■ TASK DIRECTIONS ■
Find the lines below holding the word "Full" and copy each of them.

Dataset excerpts
[Start of Attachment]

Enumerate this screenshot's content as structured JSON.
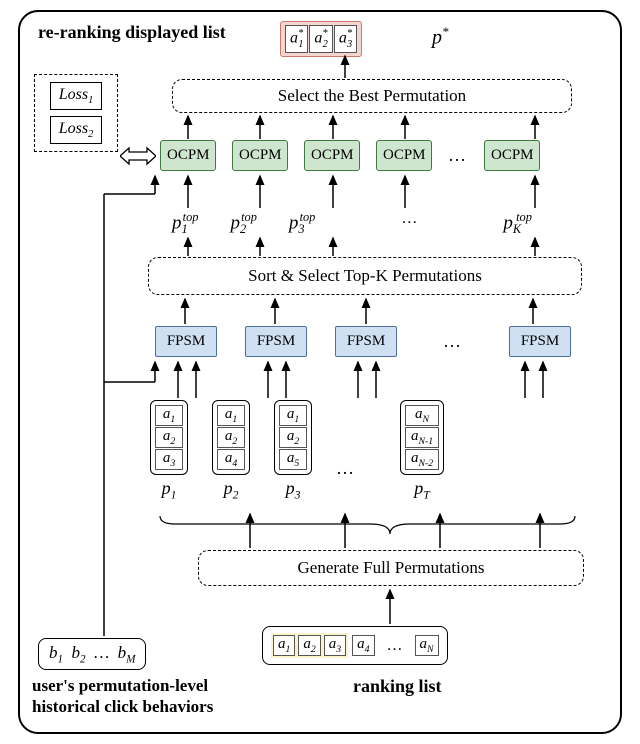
{
  "labels": {
    "rerank": "re-ranking displayed list",
    "select_best": "Select the Best Permutation",
    "sort_select": "Sort & Select Top-K Permutations",
    "gen_perms": "Generate Full Permutations",
    "hist": "user's permutation-level\nhistorical click behaviors",
    "ranking": "ranking list"
  },
  "output": {
    "items": [
      "a₁*",
      "a₂*",
      "a₃*"
    ],
    "p": "p*"
  },
  "losses": [
    "Loss₁",
    "Loss₂"
  ],
  "ocpm_label": "OCPM",
  "fpsm_label": "FPSM",
  "p_top": [
    "p₁ᵗᵒᵖ",
    "p₂ᵗᵒᵖ",
    "p₃ᵗᵒᵖ",
    "…",
    "p_Kᵗᵒᵖ"
  ],
  "perms": {
    "p1": {
      "id": "p₁",
      "items": [
        "a₁",
        "a₂",
        "a₃"
      ]
    },
    "p2": {
      "id": "p₂",
      "items": [
        "a₁",
        "a₂",
        "a₄"
      ]
    },
    "p3": {
      "id": "p₃",
      "items": [
        "a₁",
        "a₂",
        "a₅"
      ]
    },
    "pT": {
      "id": "p_T",
      "items": [
        "a_N",
        "a_{N-1}",
        "a_{N-2}"
      ]
    }
  },
  "hist_items": "b₁  b₂  …  b_M",
  "rank_items": [
    "a₁",
    "a₂",
    "a₃",
    "a₄",
    "…",
    "a_N"
  ],
  "chart_data": {
    "type": "diagram",
    "title": "Re-ranking pipeline",
    "nodes": [
      {
        "id": "ranking_list",
        "label": "ranking list",
        "items": [
          "a1",
          "a2",
          "a3",
          "a4",
          "…",
          "aN"
        ]
      },
      {
        "id": "hist",
        "label": "user's permutation-level historical click behaviors",
        "items": [
          "b1",
          "b2",
          "…",
          "bM"
        ]
      },
      {
        "id": "gen",
        "label": "Generate Full Permutations"
      },
      {
        "id": "perms",
        "label": "p1..pT",
        "children": [
          {
            "id": "p1",
            "items": [
              "a1",
              "a2",
              "a3"
            ]
          },
          {
            "id": "p2",
            "items": [
              "a1",
              "a2",
              "a4"
            ]
          },
          {
            "id": "p3",
            "items": [
              "a1",
              "a2",
              "a5"
            ]
          },
          {
            "id": "pT",
            "items": [
              "aN",
              "aN-1",
              "aN-2"
            ]
          }
        ]
      },
      {
        "id": "fpsm",
        "label": "FPSM",
        "count": 4
      },
      {
        "id": "sort",
        "label": "Sort & Select Top-K Permutations"
      },
      {
        "id": "ptop",
        "label": "p1_top..pK_top"
      },
      {
        "id": "ocpm",
        "label": "OCPM",
        "count": 5
      },
      {
        "id": "loss",
        "label": "Loss1, Loss2"
      },
      {
        "id": "select_best",
        "label": "Select the Best Permutation"
      },
      {
        "id": "output",
        "label": "p*",
        "items": [
          "a1*",
          "a2*",
          "a3*"
        ]
      }
    ],
    "edges": [
      [
        "ranking_list",
        "gen"
      ],
      [
        "gen",
        "perms"
      ],
      [
        "perms",
        "fpsm"
      ],
      [
        "hist",
        "fpsm"
      ],
      [
        "hist",
        "ocpm"
      ],
      [
        "fpsm",
        "sort"
      ],
      [
        "sort",
        "ptop"
      ],
      [
        "ptop",
        "ocpm"
      ],
      [
        "ocpm",
        "select_best"
      ],
      [
        "select_best",
        "output"
      ],
      [
        "loss",
        "ocpm"
      ]
    ]
  }
}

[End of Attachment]

■ EXERCISE OUTPUT ■
    "gen_perms": "Generate Full Permutations",
        "label": "Generate Full Permutations"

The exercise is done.